— Work request —
The reply should hold only the lines from the one with "Read all visible content and emit it as JSON." through the end of the data, each given exactly.

— Information shown —
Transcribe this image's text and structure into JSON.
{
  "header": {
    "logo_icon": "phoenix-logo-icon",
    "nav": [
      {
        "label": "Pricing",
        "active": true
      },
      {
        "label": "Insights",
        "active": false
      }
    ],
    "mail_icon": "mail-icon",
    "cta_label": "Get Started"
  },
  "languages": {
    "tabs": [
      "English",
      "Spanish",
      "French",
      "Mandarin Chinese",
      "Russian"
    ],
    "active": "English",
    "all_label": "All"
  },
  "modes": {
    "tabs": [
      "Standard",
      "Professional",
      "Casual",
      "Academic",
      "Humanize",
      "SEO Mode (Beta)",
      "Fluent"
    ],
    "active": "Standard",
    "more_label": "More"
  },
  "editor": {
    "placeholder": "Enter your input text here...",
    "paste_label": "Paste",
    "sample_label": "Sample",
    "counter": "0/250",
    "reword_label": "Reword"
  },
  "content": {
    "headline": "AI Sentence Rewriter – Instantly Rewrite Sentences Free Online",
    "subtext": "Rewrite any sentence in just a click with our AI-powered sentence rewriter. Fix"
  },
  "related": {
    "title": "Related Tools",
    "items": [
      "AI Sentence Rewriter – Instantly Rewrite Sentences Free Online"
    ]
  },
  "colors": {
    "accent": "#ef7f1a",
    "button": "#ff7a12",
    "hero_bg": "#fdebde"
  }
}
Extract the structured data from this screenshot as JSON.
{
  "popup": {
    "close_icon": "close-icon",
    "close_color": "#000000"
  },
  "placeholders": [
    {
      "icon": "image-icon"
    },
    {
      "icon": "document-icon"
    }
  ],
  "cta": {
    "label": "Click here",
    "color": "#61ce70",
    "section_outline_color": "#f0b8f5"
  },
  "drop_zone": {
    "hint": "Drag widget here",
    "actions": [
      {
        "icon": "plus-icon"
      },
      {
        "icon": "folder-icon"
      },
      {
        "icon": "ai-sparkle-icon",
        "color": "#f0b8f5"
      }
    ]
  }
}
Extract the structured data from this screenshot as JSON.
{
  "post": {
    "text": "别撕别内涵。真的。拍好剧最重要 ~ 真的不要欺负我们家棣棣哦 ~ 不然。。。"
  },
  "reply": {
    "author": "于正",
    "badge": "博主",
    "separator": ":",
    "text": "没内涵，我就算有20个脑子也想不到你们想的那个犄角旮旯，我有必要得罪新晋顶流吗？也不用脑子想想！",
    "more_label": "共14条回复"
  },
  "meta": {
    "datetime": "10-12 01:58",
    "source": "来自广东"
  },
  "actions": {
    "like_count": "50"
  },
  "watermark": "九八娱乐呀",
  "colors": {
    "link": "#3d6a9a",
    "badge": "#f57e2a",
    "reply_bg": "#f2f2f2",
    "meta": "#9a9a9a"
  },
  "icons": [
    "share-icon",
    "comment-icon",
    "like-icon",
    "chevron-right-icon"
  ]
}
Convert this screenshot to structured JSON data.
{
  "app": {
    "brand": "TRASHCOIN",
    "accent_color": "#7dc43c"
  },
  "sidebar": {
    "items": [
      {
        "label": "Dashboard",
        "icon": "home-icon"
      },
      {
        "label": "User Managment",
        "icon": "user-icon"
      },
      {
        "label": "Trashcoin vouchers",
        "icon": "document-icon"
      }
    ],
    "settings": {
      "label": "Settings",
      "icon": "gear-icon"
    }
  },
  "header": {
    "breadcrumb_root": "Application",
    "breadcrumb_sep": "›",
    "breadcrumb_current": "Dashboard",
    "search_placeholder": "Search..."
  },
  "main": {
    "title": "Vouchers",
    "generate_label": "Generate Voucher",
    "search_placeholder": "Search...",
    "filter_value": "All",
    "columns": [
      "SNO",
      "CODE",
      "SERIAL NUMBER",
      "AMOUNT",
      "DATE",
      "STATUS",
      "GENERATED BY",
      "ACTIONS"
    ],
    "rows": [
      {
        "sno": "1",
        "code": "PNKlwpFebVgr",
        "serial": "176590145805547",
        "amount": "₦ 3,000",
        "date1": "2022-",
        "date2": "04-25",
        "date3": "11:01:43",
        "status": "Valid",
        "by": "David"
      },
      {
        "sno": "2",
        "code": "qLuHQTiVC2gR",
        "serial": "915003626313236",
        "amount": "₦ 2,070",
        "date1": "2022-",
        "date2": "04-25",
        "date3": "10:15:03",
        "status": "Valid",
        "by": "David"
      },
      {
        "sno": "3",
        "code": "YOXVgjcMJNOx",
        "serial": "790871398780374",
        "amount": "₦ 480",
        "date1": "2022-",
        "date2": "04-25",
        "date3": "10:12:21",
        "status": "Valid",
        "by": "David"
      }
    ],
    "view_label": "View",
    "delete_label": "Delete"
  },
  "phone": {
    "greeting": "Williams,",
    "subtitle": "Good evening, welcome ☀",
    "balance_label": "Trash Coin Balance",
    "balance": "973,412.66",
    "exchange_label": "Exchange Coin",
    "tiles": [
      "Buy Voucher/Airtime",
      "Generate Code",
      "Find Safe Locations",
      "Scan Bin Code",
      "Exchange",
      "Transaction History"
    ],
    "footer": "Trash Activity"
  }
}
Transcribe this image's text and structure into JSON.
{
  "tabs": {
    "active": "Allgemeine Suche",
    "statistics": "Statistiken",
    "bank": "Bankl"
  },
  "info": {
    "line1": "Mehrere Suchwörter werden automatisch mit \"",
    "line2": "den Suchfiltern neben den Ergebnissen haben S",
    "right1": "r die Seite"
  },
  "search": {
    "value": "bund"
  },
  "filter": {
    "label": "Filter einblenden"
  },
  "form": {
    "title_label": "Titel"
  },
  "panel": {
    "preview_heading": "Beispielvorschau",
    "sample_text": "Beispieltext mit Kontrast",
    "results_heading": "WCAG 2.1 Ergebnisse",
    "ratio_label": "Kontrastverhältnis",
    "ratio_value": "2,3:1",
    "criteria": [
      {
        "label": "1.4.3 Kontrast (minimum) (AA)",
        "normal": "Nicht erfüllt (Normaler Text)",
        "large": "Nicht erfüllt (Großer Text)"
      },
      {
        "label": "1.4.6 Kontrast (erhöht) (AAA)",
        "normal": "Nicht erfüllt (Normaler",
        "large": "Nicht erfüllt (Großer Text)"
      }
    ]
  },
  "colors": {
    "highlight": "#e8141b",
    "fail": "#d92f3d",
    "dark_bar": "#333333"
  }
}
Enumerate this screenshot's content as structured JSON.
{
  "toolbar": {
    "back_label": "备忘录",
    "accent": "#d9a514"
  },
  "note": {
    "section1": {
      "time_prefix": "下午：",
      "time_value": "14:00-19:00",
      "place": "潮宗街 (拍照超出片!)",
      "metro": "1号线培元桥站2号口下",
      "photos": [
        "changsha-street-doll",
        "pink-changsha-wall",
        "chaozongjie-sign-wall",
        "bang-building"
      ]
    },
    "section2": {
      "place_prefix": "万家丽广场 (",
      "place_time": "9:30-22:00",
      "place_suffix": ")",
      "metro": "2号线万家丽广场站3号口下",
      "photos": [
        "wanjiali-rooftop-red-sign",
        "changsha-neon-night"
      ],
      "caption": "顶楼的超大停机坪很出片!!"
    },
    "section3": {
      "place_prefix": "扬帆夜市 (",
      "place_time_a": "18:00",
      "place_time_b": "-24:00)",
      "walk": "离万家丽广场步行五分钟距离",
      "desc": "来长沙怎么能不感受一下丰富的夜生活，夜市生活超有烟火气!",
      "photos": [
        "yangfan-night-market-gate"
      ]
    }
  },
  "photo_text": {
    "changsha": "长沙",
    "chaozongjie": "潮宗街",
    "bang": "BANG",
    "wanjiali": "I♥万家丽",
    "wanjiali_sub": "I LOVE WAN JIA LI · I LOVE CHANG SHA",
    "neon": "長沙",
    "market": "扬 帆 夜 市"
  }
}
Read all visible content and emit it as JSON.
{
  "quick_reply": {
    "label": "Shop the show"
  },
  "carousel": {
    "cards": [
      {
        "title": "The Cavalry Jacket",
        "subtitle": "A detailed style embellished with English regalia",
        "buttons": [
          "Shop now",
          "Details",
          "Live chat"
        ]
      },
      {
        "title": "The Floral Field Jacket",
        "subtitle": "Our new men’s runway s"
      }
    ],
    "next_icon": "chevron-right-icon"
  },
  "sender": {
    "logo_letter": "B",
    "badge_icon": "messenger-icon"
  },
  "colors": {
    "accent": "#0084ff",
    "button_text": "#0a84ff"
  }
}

— Finished task —
Read all visible content and emit it as JSON.
{
  "quick_reply": {
    "label": "Shop the show"
  },
  "carousel": {
    "cards": [
      {
        "title": "The Cavalry Jacket",
        "subtitle": "A detailed style embellished with English regalia",
        "buttons": [
          "Shop now",
          "Details",
          "Live chat"
        ]
      },
      {
        "title": "The Floral Field Jacket",
        "subtitle": "Our new men’s runway s"
      }
    ],
    "next_icon": "chevron-right-icon"
  },
  "sender": {
    "logo_letter": "B",
    "badge_icon": "messenger-icon"
  },
  "colors": {
    "accent": "#0084ff",
    "button_text": "#0a84ff"
  }
}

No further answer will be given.